» **TASK PROMPT**: A single number is the answer: the count of lines below that contain "News".

● ● ● ● ● ● ●

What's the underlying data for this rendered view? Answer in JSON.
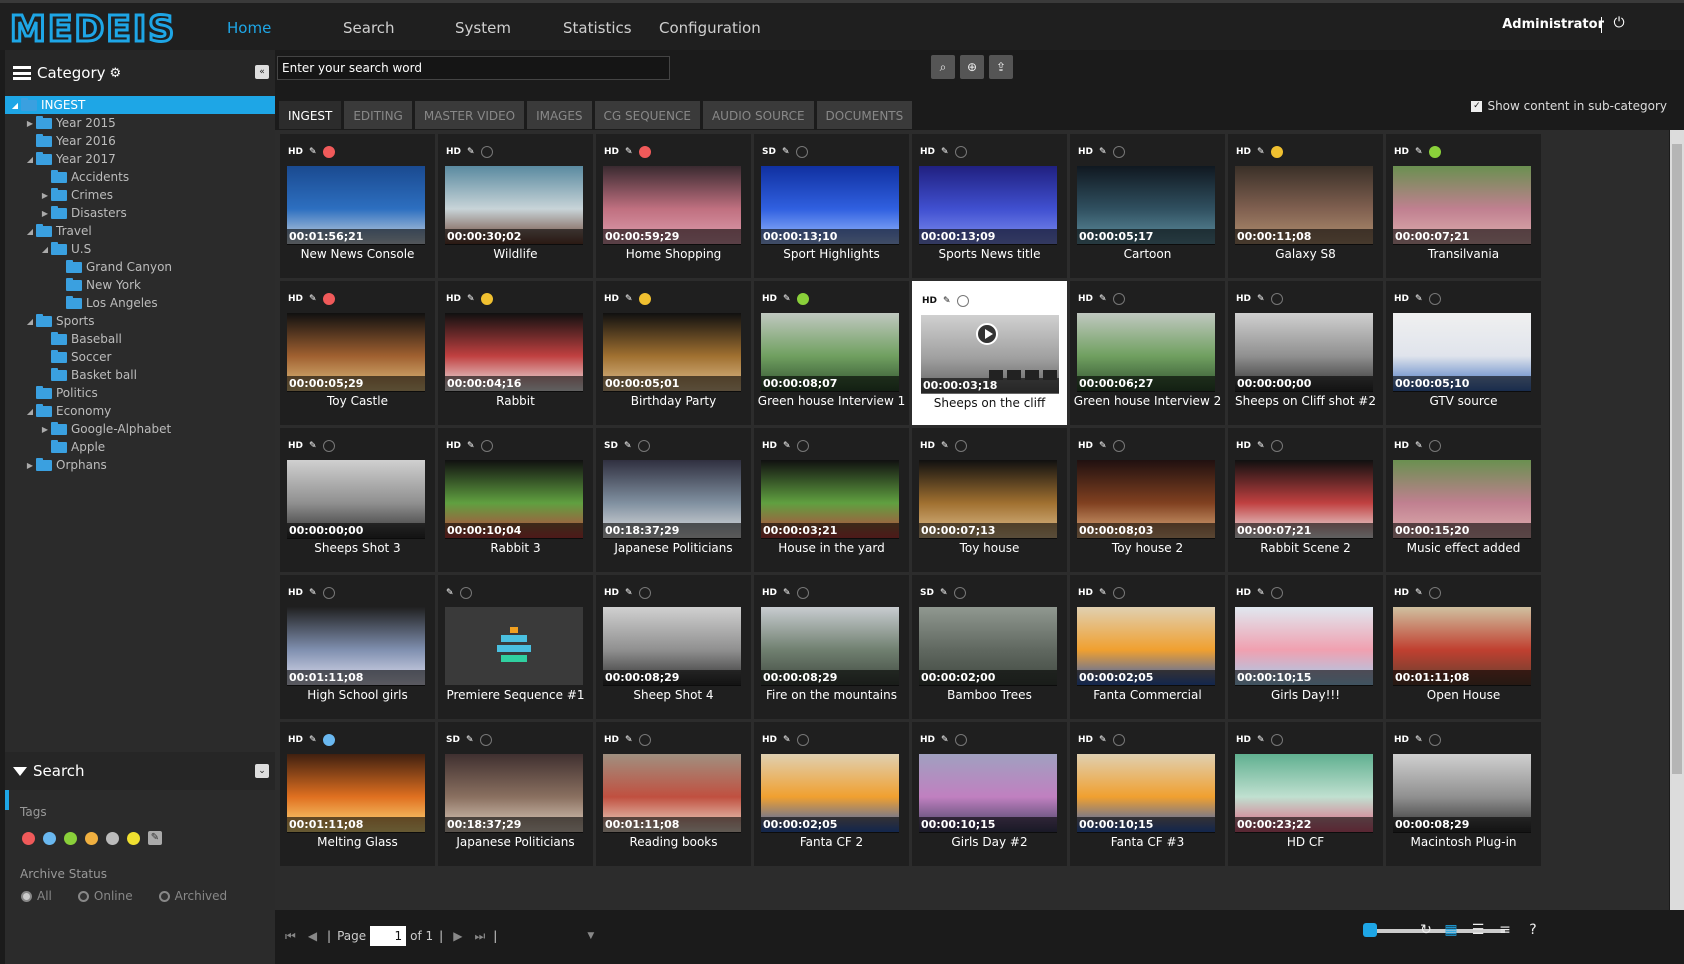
{
  "app": {
    "logo_text": "MEDEIS",
    "accent": "#1ea6e6"
  },
  "nav": [
    "Home",
    "Search",
    "System",
    "Statistics",
    "Configuration"
  ],
  "user": {
    "name": "Administrator"
  },
  "category": {
    "title": "Category",
    "tree": [
      {
        "label": "INGEST",
        "level": 0,
        "arrow": "down",
        "selected": true
      },
      {
        "label": "Year 2015",
        "level": 1,
        "arrow": "right"
      },
      {
        "label": "Year 2016",
        "level": 1,
        "arrow": ""
      },
      {
        "label": "Year 2017",
        "level": 1,
        "arrow": "down"
      },
      {
        "label": "Accidents",
        "level": 2,
        "arrow": ""
      },
      {
        "label": "Crimes",
        "level": 2,
        "arrow": "right"
      },
      {
        "label": "Disasters",
        "level": 2,
        "arrow": "right"
      },
      {
        "label": "Travel",
        "level": 1,
        "arrow": "down"
      },
      {
        "label": "U.S",
        "level": 2,
        "arrow": "down"
      },
      {
        "label": "Grand Canyon",
        "level": 3,
        "arrow": ""
      },
      {
        "label": "New York",
        "level": 3,
        "arrow": ""
      },
      {
        "label": "Los Angeles",
        "level": 3,
        "arrow": ""
      },
      {
        "label": "Sports",
        "level": 1,
        "arrow": "down"
      },
      {
        "label": "Baseball",
        "level": 2,
        "arrow": ""
      },
      {
        "label": "Soccer",
        "level": 2,
        "arrow": ""
      },
      {
        "label": "Basket ball",
        "level": 2,
        "arrow": ""
      },
      {
        "label": "Politics",
        "level": 1,
        "arrow": ""
      },
      {
        "label": "Economy",
        "level": 1,
        "arrow": "down"
      },
      {
        "label": "Google-Alphabet",
        "level": 2,
        "arrow": "right"
      },
      {
        "label": "Apple",
        "level": 2,
        "arrow": ""
      },
      {
        "label": "Orphans",
        "level": 1,
        "arrow": "right"
      }
    ]
  },
  "search_panel": {
    "title": "Search",
    "tags_label": "Tags",
    "tag_colors": [
      "#f05a5a",
      "#6ab8f0",
      "#8ad03a",
      "#f0b040",
      "#bbbbbb",
      "#f0e030"
    ],
    "archive_label": "Archive Status",
    "archive_options": [
      "All",
      "Online",
      "Archived"
    ]
  },
  "search": {
    "placeholder": "Enter your search word"
  },
  "tabs": [
    "INGEST",
    "EDITING",
    "MASTER VIDEO",
    "IMAGES",
    "CG SEQUENCE",
    "AUDIO SOURCE",
    "DOCUMENTS"
  ],
  "subcategory_label": "Show content in sub-category",
  "items": [
    {
      "title": "New News Console",
      "tc": "00:01:56;21",
      "quality": "HD",
      "tag": "#f05a5a",
      "thumb": [
        "#1a4a90",
        "#2d6fc0",
        "#cfd8e0"
      ]
    },
    {
      "title": "Wildlife",
      "tc": "00:00:30;02",
      "quality": "HD",
      "tag": "",
      "thumb": [
        "#5a8aa0",
        "#c8d4d8",
        "#6a4030"
      ]
    },
    {
      "title": "Home Shopping",
      "tc": "00:00:59;29",
      "quality": "HD",
      "tag": "#f05a5a",
      "thumb": [
        "#3a2a30",
        "#c07080",
        "#e0a0b0"
      ]
    },
    {
      "title": "Sport Highlights",
      "tc": "00:00:13;10",
      "quality": "SD",
      "tag": "",
      "thumb": [
        "#1030a0",
        "#3060e0",
        "#a0c0ff"
      ]
    },
    {
      "title": "Sports News title",
      "tc": "00:00:13;09",
      "quality": "HD",
      "tag": "",
      "thumb": [
        "#202080",
        "#4050d0",
        "#8090f0"
      ]
    },
    {
      "title": "Cartoon",
      "tc": "00:00:05;17",
      "quality": "HD",
      "tag": "",
      "thumb": [
        "#101820",
        "#305060",
        "#6090a0"
      ]
    },
    {
      "title": "Galaxy S8",
      "tc": "00:00:11;08",
      "quality": "HD",
      "tag": "#f0c030",
      "thumb": [
        "#3a3028",
        "#806050",
        "#b09070"
      ]
    },
    {
      "title": "Transilvania",
      "tc": "00:00:07;21",
      "quality": "HD",
      "tag": "#8ad03a",
      "thumb": [
        "#6a9050",
        "#c08090",
        "#e0b0b0"
      ]
    },
    {
      "title": "Toy Castle",
      "tc": "00:00:05;29",
      "quality": "HD",
      "tag": "#f05a5a",
      "thumb": [
        "#101010",
        "#a06030",
        "#e0c080"
      ]
    },
    {
      "title": "Rabbit",
      "tc": "00:00:04;16",
      "quality": "HD",
      "tag": "#f0c030",
      "thumb": [
        "#101010",
        "#c04040",
        "#f0f0f0"
      ]
    },
    {
      "title": "Birthday Party",
      "tc": "00:00:05;01",
      "quality": "HD",
      "tag": "#f0c030",
      "thumb": [
        "#101010",
        "#a07030",
        "#e0c090"
      ]
    },
    {
      "title": "Green house Interview 1",
      "tc": "00:00:08;07",
      "quality": "HD",
      "tag": "#8ad03a",
      "thumb": [
        "#c0c8c0",
        "#70a060",
        "#305030"
      ]
    },
    {
      "title": "Sheeps on the cliff",
      "tc": "00:00:03;18",
      "quality": "HD",
      "tag": "",
      "thumb": [
        "#d0d0d0",
        "#a0a0a0",
        "#606060"
      ],
      "selected": true
    },
    {
      "title": "Green house Interview 2",
      "tc": "00:00:06;27",
      "quality": "HD",
      "tag": "",
      "thumb": [
        "#c0c8c0",
        "#70a060",
        "#305030"
      ]
    },
    {
      "title": "Sheeps on Cliff shot #2",
      "tc": "00:00:00;00",
      "quality": "HD",
      "tag": "",
      "thumb": [
        "#d0d0d0",
        "#909090",
        "#303030"
      ]
    },
    {
      "title": "GTV source",
      "tc": "00:00:05;10",
      "quality": "HD",
      "tag": "",
      "thumb": [
        "#f0f0f0",
        "#e0e4ec",
        "#4070c0"
      ]
    },
    {
      "title": "Sheeps Shot 3",
      "tc": "00:00:00;00",
      "quality": "HD",
      "tag": "",
      "thumb": [
        "#d0d0d0",
        "#909090",
        "#303030"
      ]
    },
    {
      "title": "Rabbit 3",
      "tc": "00:00:10;04",
      "quality": "HD",
      "tag": "",
      "thumb": [
        "#101010",
        "#60a040",
        "#c04040"
      ]
    },
    {
      "title": "Japanese Politicians",
      "tc": "00:18:37;29",
      "quality": "SD",
      "tag": "",
      "thumb": [
        "#303040",
        "#8090a0",
        "#e0e0e0"
      ]
    },
    {
      "title": "House in the yard",
      "tc": "00:00:03;21",
      "quality": "HD",
      "tag": "",
      "thumb": [
        "#101010",
        "#60a040",
        "#c04040"
      ]
    },
    {
      "title": "Toy house",
      "tc": "00:00:07;13",
      "quality": "HD",
      "tag": "",
      "thumb": [
        "#101010",
        "#a07030",
        "#e0c090"
      ]
    },
    {
      "title": "Toy house 2",
      "tc": "00:00:08;03",
      "quality": "HD",
      "tag": "",
      "thumb": [
        "#201010",
        "#804020",
        "#e0b080"
      ]
    },
    {
      "title": "Rabbit Scene 2",
      "tc": "00:00:07;21",
      "quality": "HD",
      "tag": "",
      "thumb": [
        "#101010",
        "#c04040",
        "#f0f0f0"
      ]
    },
    {
      "title": "Music effect added",
      "tc": "00:00:15;20",
      "quality": "HD",
      "tag": "",
      "thumb": [
        "#6a9050",
        "#c08090",
        "#e0b0b0"
      ]
    },
    {
      "title": "High School girls",
      "tc": "00:01:11;08",
      "quality": "HD",
      "tag": "",
      "thumb": [
        "#202020",
        "#8090b0",
        "#e0e0f0"
      ]
    },
    {
      "title": "Premiere Sequence #1",
      "tc": "",
      "quality": "",
      "tag": "",
      "thumb": [
        "#3a3a3a",
        "#3a3a3a",
        "#3a3a3a"
      ],
      "sequence": true
    },
    {
      "title": "Sheep Shot 4",
      "tc": "00:00:08;29",
      "quality": "HD",
      "tag": "",
      "thumb": [
        "#d0d0d0",
        "#909090",
        "#303030"
      ]
    },
    {
      "title": "Fire on the mountains",
      "tc": "00:00:08;29",
      "quality": "HD",
      "tag": "",
      "thumb": [
        "#c8ccd0",
        "#708070",
        "#404840"
      ]
    },
    {
      "title": "Bamboo Trees",
      "tc": "00:00:02;00",
      "quality": "SD",
      "tag": "",
      "thumb": [
        "#909890",
        "#606860",
        "#404840"
      ]
    },
    {
      "title": "Fanta Commercial",
      "tc": "00:00:02;05",
      "quality": "HD",
      "tag": "",
      "thumb": [
        "#e0d0b0",
        "#f0a030",
        "#3060c0"
      ]
    },
    {
      "title": "Girls Day!!!",
      "tc": "00:00:10;15",
      "quality": "HD",
      "tag": "",
      "thumb": [
        "#e0e8f0",
        "#f0a0b0",
        "#a0d0f0"
      ]
    },
    {
      "title": "Open House",
      "tc": "00:01:11;08",
      "quality": "HD",
      "tag": "",
      "thumb": [
        "#d0c0a0",
        "#c04030",
        "#604030"
      ]
    },
    {
      "title": "Melting Glass",
      "tc": "00:01:11;08",
      "quality": "HD",
      "tag": "#6ab8f0",
      "thumb": [
        "#402010",
        "#e07020",
        "#ffe080"
      ]
    },
    {
      "title": "Japanese Politicians",
      "tc": "00:18:37;29",
      "quality": "SD",
      "tag": "",
      "thumb": [
        "#403030",
        "#8a7060",
        "#e0d0c0"
      ]
    },
    {
      "title": "Reading books",
      "tc": "00:01:11;08",
      "quality": "HD",
      "tag": "",
      "thumb": [
        "#a09080",
        "#c05040",
        "#f0e0d0"
      ]
    },
    {
      "title": "Fanta CF 2",
      "tc": "00:00:02;05",
      "quality": "HD",
      "tag": "",
      "thumb": [
        "#e0d0b0",
        "#f0a030",
        "#3060c0"
      ]
    },
    {
      "title": "Girls Day #2",
      "tc": "00:00:10;15",
      "quality": "HD",
      "tag": "",
      "thumb": [
        "#a0a0c0",
        "#c080c0",
        "#404060"
      ]
    },
    {
      "title": "Fanta CF #3",
      "tc": "00:00:10;15",
      "quality": "HD",
      "tag": "",
      "thumb": [
        "#e0d0b0",
        "#f0a030",
        "#3060c0"
      ]
    },
    {
      "title": "HD CF",
      "tc": "00:00:23;22",
      "quality": "HD",
      "tag": "",
      "thumb": [
        "#60b090",
        "#c0e0d0",
        "#e06080"
      ]
    },
    {
      "title": "Macintosh Plug-in",
      "tc": "00:00:08;29",
      "quality": "HD",
      "tag": "",
      "thumb": [
        "#d0d0d0",
        "#909090",
        "#303030"
      ]
    }
  ],
  "pager": {
    "page_label": "Page",
    "page": "1",
    "of_label": "of 1"
  }
}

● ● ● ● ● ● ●

» **TASK RESULT**: 2